This museum, dedicated to the history of Paris, has an immense collection about the French Revolution, including famous paintings & documents, like David’s Tennis Court Oath (1), the Declaration of Rights of Men and the Ciitzen (2) or Demachy’s
Festival of the Supreme Being (3),
portraits or busts of contemporaries, like Robespierre (1), Danton (2), Desmoulins (3) or Marat (4)
other wonderful things, like Couthon’s wheelchair (1), a mini-Guillotine (2), a model of the Bastille (3) or a revolutionary pocket watch (4)
What had you been thinking about the face studiously bloodied heaven blotted region I go on loving you like water but there is a terrible breath in the way all of this You were not elected president, yet won the race All the way through fog and drizzle When you read it was sincere the coasts stammered with unintentional villages the horse strains fatigued I guess … the calls … I worry
the water beetle head why of course reflecting all then you redid you were breathing I thought going down to mail this of the kettle you jabbered as easily in the yard you come through but are incomparable the lovely tent mystery you don’t want surrounded the real you dance in the spring there was clouds
The mulatress approached in the hall—the lettering easily visible along the edge of the Times in a moment the bell would ring but there was time for the carnation laughed here are a couple of “other” to one in yon house The doctor and Philip had come over the road Turning in toward the corner of the wall his hat on reading it carelessly as if to tell you your fears were justified the blood shifted you know those walls wind off the earth had made him shrink undeniably an oboe now the young were there there was candy to decide the sharp edge of the garment like a particular cry not intervening called the dog “he’s coming! he’s coming” with an emotion felt it sink into peace there was no turning back but the end was in sight he chose this moment to ask her in detail about her family and the others The person. pleaded—“have more of these not stripes on the tunic—or the porch chairs will teach you about men—what it means” to be one in a million pink stripe and now could go away the three approached the doghouse the reef.
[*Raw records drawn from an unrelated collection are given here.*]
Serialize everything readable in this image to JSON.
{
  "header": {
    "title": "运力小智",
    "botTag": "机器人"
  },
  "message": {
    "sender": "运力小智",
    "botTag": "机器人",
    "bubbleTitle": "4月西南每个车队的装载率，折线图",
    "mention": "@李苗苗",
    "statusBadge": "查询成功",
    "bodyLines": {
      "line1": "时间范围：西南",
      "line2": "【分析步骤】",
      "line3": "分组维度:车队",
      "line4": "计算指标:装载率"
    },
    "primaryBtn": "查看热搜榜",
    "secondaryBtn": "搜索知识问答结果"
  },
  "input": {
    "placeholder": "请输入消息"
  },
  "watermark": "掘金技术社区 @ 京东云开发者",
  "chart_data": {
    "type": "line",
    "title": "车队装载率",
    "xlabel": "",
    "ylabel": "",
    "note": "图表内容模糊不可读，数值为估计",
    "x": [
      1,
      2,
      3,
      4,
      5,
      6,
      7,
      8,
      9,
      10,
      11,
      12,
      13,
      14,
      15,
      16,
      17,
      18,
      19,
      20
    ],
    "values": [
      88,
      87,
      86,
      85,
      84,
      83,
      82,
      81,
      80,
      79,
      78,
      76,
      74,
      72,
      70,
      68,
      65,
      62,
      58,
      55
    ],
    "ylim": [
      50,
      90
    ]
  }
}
Your daughter’s dream of my son understand prejudice darkness in the hole the patient finished They could all go home now the hole was dark lilacs blowing across his face glad he brought you
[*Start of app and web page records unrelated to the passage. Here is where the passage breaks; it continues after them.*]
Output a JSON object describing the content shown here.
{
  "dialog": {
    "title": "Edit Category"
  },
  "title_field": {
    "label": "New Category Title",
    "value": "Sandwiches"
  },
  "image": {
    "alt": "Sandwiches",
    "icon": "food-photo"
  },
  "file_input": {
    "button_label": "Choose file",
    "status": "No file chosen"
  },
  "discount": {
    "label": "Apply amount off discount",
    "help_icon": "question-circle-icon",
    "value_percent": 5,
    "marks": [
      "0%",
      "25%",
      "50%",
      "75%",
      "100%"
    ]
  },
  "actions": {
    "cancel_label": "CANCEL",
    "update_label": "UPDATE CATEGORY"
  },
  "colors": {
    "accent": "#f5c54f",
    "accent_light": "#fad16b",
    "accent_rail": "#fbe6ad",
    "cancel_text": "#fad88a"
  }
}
The National Assembly taking the Tennis Court Oath (sketch by Jacques-Louis David).
The Third Estate declared themselves the National Assembly, an assembly not of the Estates but of “the People.” They invited the other orders to join them, but made it clear they intended to conduct the nation’s affairs with or without them. Louis XVI ordered the closure of the Salle des États where the Assembly met, so the Assembly moved their deliberations to a nearby indoor tennis court, where they proceeded to swear the Tennis Court Oath (20 June 1789), under which they agreed not to separate until they had given France a constitution.
“Tell me about the revolution!” or “Tell me about the civil war!” - Please say American Revolutionary War or the American Civil War, because otherwise I’m just going to start talking about Cromwell or the Tennis Court Oath just to fuck with you. “So about the Middle Ages…”
- I NEED A BALL PARK HERE. A century? ok what country? C’mon now.
“Oh you love Thomas Jefferson! You must hate all this hype about Hamilton.”
- I LOVE HAMMY. SHUT UP. I WILL FIGHT YOU.
“The French are cowards.”
*STARTS FOAMING AT THE MOUTH*
And finally, my fellow Americans….we would’ve lost the American Revolutionary War without the French navy, we lost the War of 1812, no the North is not the “hero” or “the good guys” of the American Civil War, we fucked up Reconstruction, we shouldn’t have bombed Japan, we lost the Vietnam War, and we all need to stop being so goddamn proud of ourselves.